I am writing this in a coffee shop on the campus as Andrew has a tutoring session with one of his students. He is a good teacher.
I enjoyed watching Andrew work with his student. He had had her to write down ten words she was unfamiliar with, from an American movie she watched this week. She wrote down "dictator" and "equity," among other words, another of which was..."repentance." Andrew walked right through that open door.
After the tutoring we went to the building where Andrew has his office and one classroom. His boss was in. I met the boss, Peter, a very nice and friendly man who speaks fluent English and who performed on his classical guitar for us. A student came in as we were talking and Andrew introduced me. Well, then word started to filter out that his mom was here, and one by one or two they started coming in. Some were very friendly; one girl was extremely shy and did not want to raise her eyes to me; Peter told me that that was because she is a remnant of the old China where women were not supposed to be confident but were to keep their eyes to the ground.
On the way to the edge of campus, we met a couple who are a brother and sister in the local group. Andrew knows them well. He said the way has not been easy for them. I will see them again at the coffeehouse that serves as a gathering point for the local "family." While we were talking to them, a man came right up to us, stood only about five feet away, and stared at me. Not just briefly, but for probably two full minutes. It was extremely awkward feeling as he just continued to stare. Andrew said he is a migrant worker, and has probably never seen a white woman before. I am not yet used to being the object of indiscreet stares, and really prefer being my anonymous self.
Another teacher came over in the late afternoon and after they left to get something to eat, I walked out on the front porch of his residence building. Sitting outside were an English teacher from Ireland, and three students who have just received master's degrees from the University--one from Ghana and two from South Africa. There are very few foreigners in this area overall, but those who are here are very cosmopolitan.

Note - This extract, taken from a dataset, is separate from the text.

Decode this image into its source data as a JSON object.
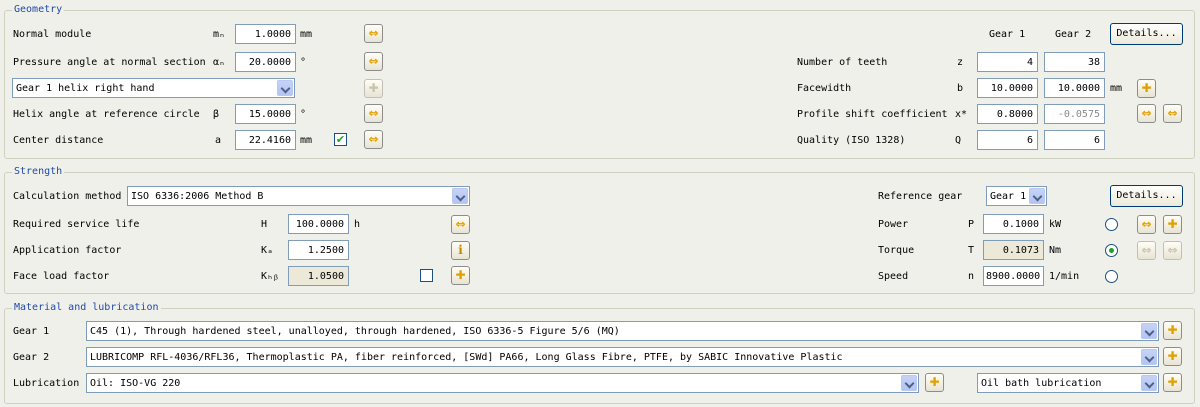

Nog Blog said...

All very interesting, Ann. Thanks for the reports!

J Davis said...

LOVE the updates!!! :)

Barbara H. said...

I've been enjoying reading about your experiences there.